## Aim of the exercise
Leave every image out, and return the rest of the data word for word.

(Dataset records)
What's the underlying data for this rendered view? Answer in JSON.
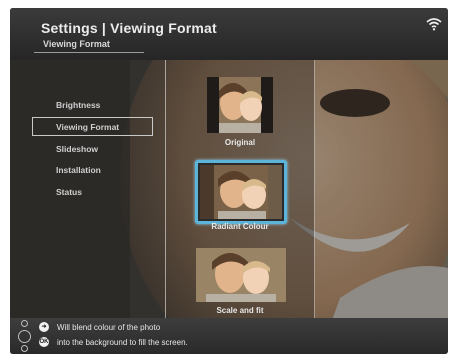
{
  "header": {
    "title": "Settings | Viewing Format",
    "subtitle": "Viewing Format",
    "status_icon": "wifi-icon"
  },
  "menu": {
    "items": [
      {
        "label": "Brightness",
        "selected": false
      },
      {
        "label": "Viewing Format",
        "selected": true
      },
      {
        "label": "Slideshow",
        "selected": false
      },
      {
        "label": "Installation",
        "selected": false
      },
      {
        "label": "Status",
        "selected": false
      }
    ]
  },
  "options": [
    {
      "label": "Original",
      "selected": false
    },
    {
      "label": "Radiant Colour",
      "selected": true
    },
    {
      "label": "Scale and fit",
      "selected": false
    }
  ],
  "footer": {
    "hint_line1": "Will blend colour of the photo",
    "hint_line2": "into the background to fill the screen.",
    "icons": [
      "navigate-icon",
      "ok-icon"
    ]
  },
  "colors": {
    "selection_border": "#5db4d9",
    "header_bg": "#333333",
    "text": "#e8e8e8"
  }
}
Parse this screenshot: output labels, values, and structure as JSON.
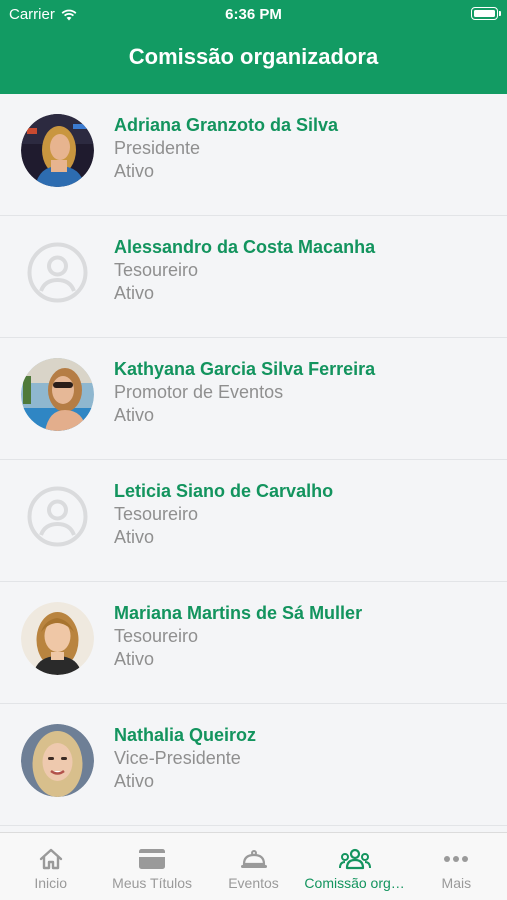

## Your solution
What's the underlying data for this rendered view? Answer in JSON.
{
  "header": {
    "title": "Settings | Viewing Format",
    "subtitle": "Viewing Format",
    "status_icon": "wifi-icon"
  },
  "menu": {
    "items": [
      {
        "label": "Brightness",
        "selected": false
      },
      {
        "label": "Viewing Format",
        "selected": true
      },
      {
        "label": "Slideshow",
        "selected": false
      },
      {
        "label": "Installation",
        "selected": false
      },
      {
        "label": "Status",
        "selected": false
      }
    ]
  },
  "options": [
    {
      "label": "Original",
      "selected": false
    },
    {
      "label": "Radiant Colour",
      "selected": true
    },
    {
      "label": "Scale and fit",
      "selected": false
    }
  ],
  "footer": {
    "hint_line1": "Will blend colour of the photo",
    "hint_line2": "into the background to fill the screen.",
    "icons": [
      "navigate-icon",
      "ok-icon"
    ]
  },
  "colors": {
    "selection_border": "#5db4d9",
    "header_bg": "#333333",
    "text": "#e8e8e8"
  }
}
Parse this screenshot: output labels, values, and structure as JSON.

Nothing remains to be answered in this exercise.